I’ve been wanting to write about the brain for a while—but my brain keeps getting in the way. I mean, it’s The Brain. Understanding the brain is hard. And what can you say about it that people with better brains haven’t already said?
The thing is, it’s important as a therapist to understand how the brain works and how it affects mental health issues and treatment. More and more professional workshops have been offered recently on this very topic. I’ve been attending some of them.
The two most recent:
- Brain-Based Therapy: Evidence-Based Mental Health Treatment from Neuroscience and Attachment Theory (John Arden, Ph.D.)
- How the Brain Forms New Habits: Why Willpower Isn’t Enough (Bill M. Kelley, Ph.D.)
Even workshops I’ve attended that haven’t specifically been about understanding the brain—for example, on the topics of ADHD, PTSD, Severe Psychiatric Disorders, etc.—have involved significant lessons regarding the brain’s involvement in these conditions.
All good, interesting topics. Then, why oh why, when focusing so much of my therapist-like attention on these informative speakers, is something like this John Cleese lecture the only thing I tend to hear?
In all fairness, Dr. Kelley, the presenter of one of the aforementioned workshops on understanding the brain, told us right off the bat—before starting in on the parts of the brain and what they do—that we didn’t really have to get it. Or even try to get it. Get what all the parts are, that is, and what they’re responsible for.
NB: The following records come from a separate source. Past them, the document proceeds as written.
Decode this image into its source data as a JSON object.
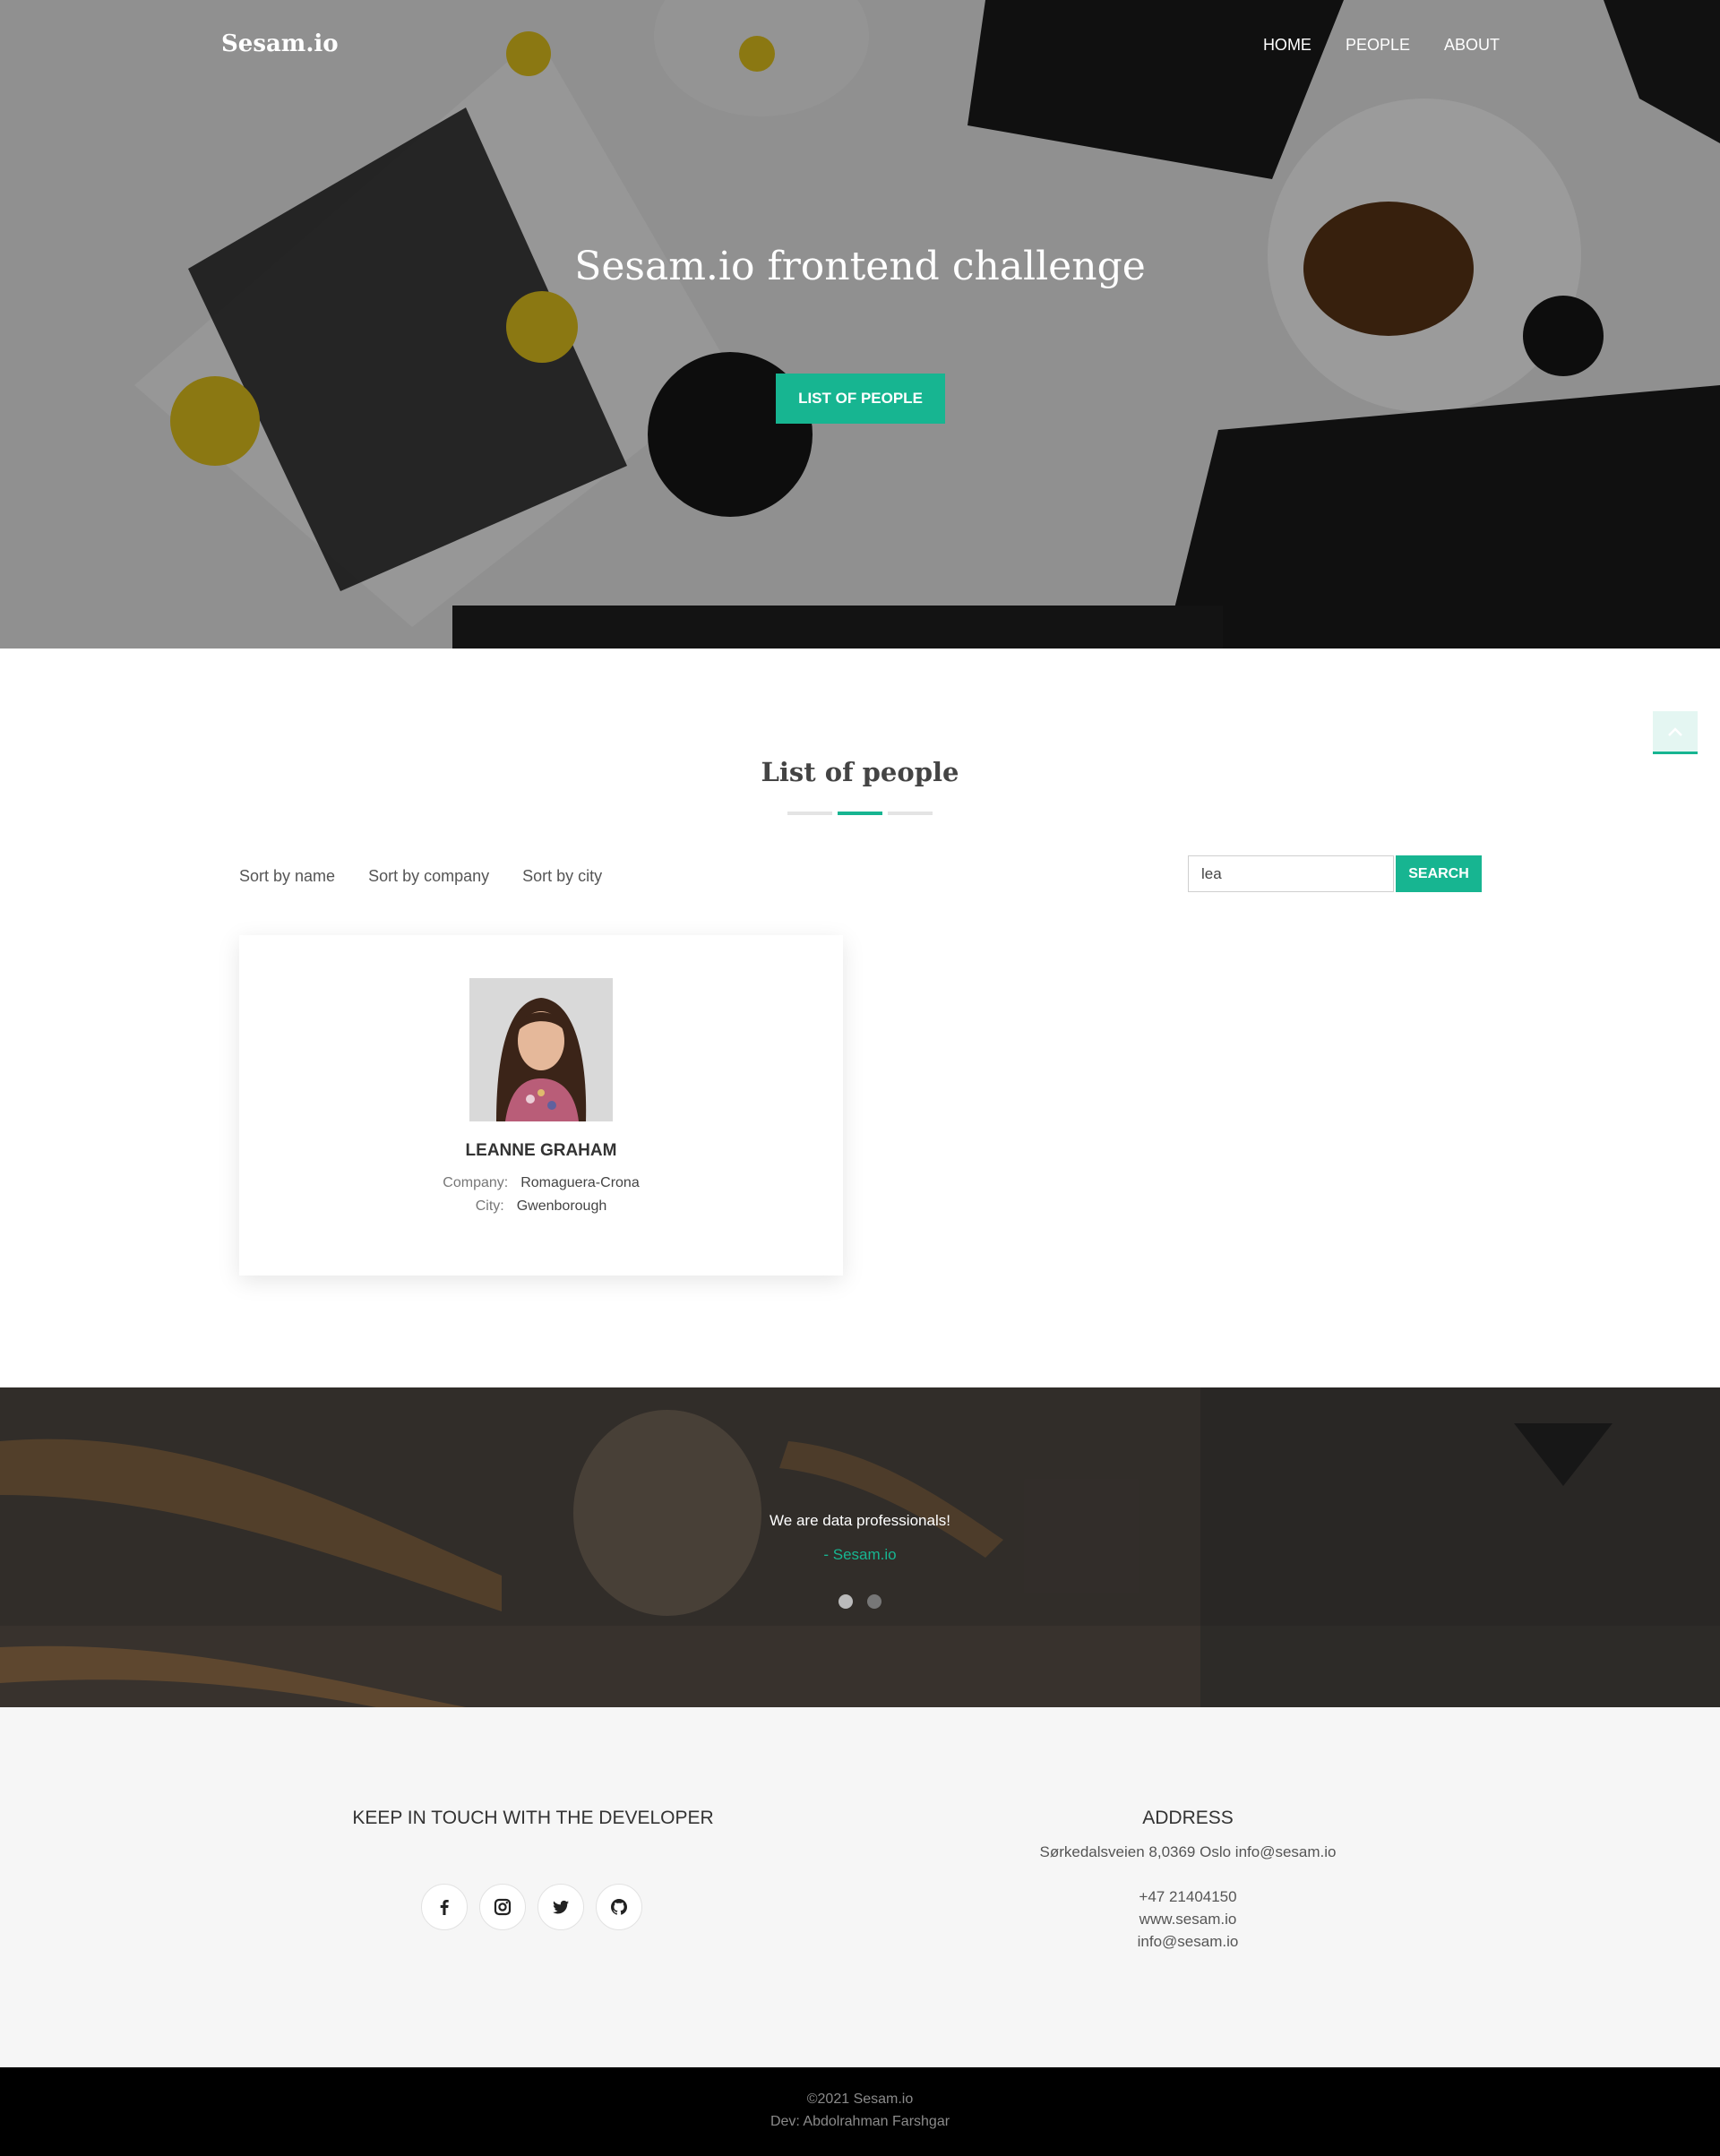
{
  "header": {
    "brand": "Sesam.io",
    "nav": [
      "HOME",
      "PEOPLE",
      "ABOUT"
    ]
  },
  "hero": {
    "title": "Sesam.io frontend challenge",
    "button": "LIST OF PEOPLE"
  },
  "people_section": {
    "title": "List of people",
    "sort_options": [
      "Sort by name",
      "Sort by company",
      "Sort by city"
    ],
    "search": {
      "value": "lea",
      "button": "SEARCH"
    },
    "people": [
      {
        "name": "LEANNE GRAHAM",
        "company_label": "Company:",
        "company": "Romaguera-Crona",
        "city_label": "City:",
        "city": "Gwenborough"
      }
    ]
  },
  "testimonial": {
    "quote": "We are data professionals!",
    "author": "- Sesam.io"
  },
  "footer": {
    "social_heading": "KEEP IN TOUCH WITH THE DEVELOPER",
    "social_icons": [
      "facebook-icon",
      "instagram-icon",
      "twitter-icon",
      "github-icon"
    ],
    "address_heading": "ADDRESS",
    "address_line": "Sørkedalsveien 8,0369 Oslo info@sesam.io",
    "phone": "+47 21404150",
    "website": "www.sesam.io",
    "email": "info@sesam.io"
  },
  "copyright": {
    "line1": "©2021 Sesam.io",
    "line2": "Dev: Abdolrahman Farshgar"
  },
  "colors": {
    "accent": "#17b591",
    "footer_bg": "#f6f6f6",
    "bottom_bg": "#000000"
  }
}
I appreciated that he got that we don’t tend to get it. Something about the way his brain works.
He wanted us to learn other things about brain functioning, like “why willpower isn’t enough to form new habits.” And I did learn some stuff. Like the answer, by the way, to that specific question, which was…
Well, I’m pretty sure it had something to do with neurotransmitters, and the basal ganglia, and the frontal lobes, and…you know—stuff like that. Because I learned about those things. And there were a lot of those things.
And one other of those things that I think I definitely now know for sure—I didn’t really get it.